Last time we talked about filler, so this week I thought we could cover a related subject, filler words. These are words that add to our word count, but detract from our story. These words are often vague, general, or redundant as well as being unnecessary. So let’s take a look at some common culprits.

  • This is a crutch word we rely on, but it takes away more than it adds. Instead of very, choose a stronger word. Instead of very tired, use exhausted. Instead of very hungry, use famished. Instead of very pretty, use gorgeous or exquisite. You get the picture.
  • So and really. Like very, so and really are meant to emphasize, but they don’t add much to a sentence. Use a stronger word instead.
  • Just. This word implies a lack of confidence in what you’re saying. Avoid.
  • Like, actually, basically, and other words that serve as verbal ticks. Just as we say “umm” when talking, these words can slip into our writing. But they don’t add anything, so cut the fat and delete them.
  • Most of the time that can be deleted from your sentences without changing the meaning.

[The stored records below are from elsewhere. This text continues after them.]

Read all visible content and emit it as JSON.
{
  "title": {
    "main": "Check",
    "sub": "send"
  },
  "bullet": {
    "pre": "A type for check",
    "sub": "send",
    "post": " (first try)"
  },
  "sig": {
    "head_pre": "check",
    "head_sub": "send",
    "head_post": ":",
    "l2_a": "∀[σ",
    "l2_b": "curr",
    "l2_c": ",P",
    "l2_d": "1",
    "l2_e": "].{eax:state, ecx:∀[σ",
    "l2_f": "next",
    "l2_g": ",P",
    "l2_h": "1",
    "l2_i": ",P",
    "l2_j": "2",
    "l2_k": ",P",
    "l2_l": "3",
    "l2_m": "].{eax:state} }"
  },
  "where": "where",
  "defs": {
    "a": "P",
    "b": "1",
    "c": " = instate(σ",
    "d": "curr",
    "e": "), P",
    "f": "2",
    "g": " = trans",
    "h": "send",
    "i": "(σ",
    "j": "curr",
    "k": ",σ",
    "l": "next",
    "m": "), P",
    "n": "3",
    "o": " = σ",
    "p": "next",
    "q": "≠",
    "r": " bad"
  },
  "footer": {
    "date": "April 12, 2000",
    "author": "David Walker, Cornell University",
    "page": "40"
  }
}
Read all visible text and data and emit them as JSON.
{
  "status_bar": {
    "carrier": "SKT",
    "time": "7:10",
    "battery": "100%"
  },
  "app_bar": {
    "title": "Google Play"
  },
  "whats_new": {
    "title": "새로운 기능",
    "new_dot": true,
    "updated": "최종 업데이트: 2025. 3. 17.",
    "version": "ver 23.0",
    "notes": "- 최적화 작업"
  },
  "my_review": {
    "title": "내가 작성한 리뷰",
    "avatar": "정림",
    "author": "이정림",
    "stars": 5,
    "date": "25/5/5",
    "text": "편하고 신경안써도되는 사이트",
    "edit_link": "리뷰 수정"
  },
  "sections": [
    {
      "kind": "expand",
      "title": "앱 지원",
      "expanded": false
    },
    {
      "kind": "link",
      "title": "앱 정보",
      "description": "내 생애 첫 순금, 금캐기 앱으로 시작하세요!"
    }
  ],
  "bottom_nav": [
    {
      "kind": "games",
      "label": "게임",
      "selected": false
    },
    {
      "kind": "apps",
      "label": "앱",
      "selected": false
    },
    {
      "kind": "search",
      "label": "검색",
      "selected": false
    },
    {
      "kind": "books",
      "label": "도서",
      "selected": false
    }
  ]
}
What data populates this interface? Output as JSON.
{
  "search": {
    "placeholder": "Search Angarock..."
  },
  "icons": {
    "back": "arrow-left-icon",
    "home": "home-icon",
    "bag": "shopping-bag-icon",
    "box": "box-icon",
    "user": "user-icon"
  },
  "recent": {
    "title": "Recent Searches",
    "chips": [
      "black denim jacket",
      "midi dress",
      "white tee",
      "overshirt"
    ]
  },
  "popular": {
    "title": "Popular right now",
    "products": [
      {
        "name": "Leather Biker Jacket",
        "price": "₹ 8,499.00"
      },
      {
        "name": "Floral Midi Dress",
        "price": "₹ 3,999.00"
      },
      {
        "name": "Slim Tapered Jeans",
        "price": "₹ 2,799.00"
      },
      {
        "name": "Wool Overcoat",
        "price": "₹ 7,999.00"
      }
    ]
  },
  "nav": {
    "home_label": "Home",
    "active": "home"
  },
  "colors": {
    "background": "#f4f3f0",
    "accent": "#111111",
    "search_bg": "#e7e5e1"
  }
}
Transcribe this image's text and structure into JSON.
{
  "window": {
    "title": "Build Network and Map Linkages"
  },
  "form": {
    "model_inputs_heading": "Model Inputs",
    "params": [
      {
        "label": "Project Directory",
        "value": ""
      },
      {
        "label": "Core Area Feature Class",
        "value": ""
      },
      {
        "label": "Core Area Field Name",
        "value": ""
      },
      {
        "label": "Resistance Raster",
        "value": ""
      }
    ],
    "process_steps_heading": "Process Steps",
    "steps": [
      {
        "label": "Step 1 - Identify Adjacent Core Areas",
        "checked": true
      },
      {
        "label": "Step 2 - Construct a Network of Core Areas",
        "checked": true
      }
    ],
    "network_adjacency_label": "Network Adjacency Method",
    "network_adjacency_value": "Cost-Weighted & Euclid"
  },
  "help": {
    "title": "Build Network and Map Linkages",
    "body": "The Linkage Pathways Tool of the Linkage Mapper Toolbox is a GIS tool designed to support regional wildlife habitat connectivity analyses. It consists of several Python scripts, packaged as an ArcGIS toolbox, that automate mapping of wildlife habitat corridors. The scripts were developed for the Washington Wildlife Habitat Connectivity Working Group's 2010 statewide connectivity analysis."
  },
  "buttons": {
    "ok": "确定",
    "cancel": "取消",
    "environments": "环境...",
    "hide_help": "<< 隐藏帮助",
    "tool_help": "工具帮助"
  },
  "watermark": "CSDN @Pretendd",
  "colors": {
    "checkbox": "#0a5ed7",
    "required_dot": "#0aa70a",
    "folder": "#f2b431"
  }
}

If that’s the case, keep it out. If not, like in the previous sentence, you can keep it in.
  • Almost and seemed. Don’t waffle in what you’re trying to say. Don’t be vague, be clear. Either it is something or it isn’t. Don’t use almost or seemed.
  • Same goes for maybe, somehow, and something. Be clear.
  • Redundant prepositions like up in stood up. You can only go up when you stand, so just say stood. Same for sat down. Keep an eye on these redundant words.

When you are editing, do a pass for these filler words. Use the control F feature to find and fix them. Do this in later passes when you’re closer to polishing your words rather than early on when you’re doing big revisions. As you fix them in edits, you’ll get better at catching them while you’re writing. What filler words are you guilty of using? Share below and happy writing!

Julia

Find me on Twitter and Facebook for weekly writing prompts.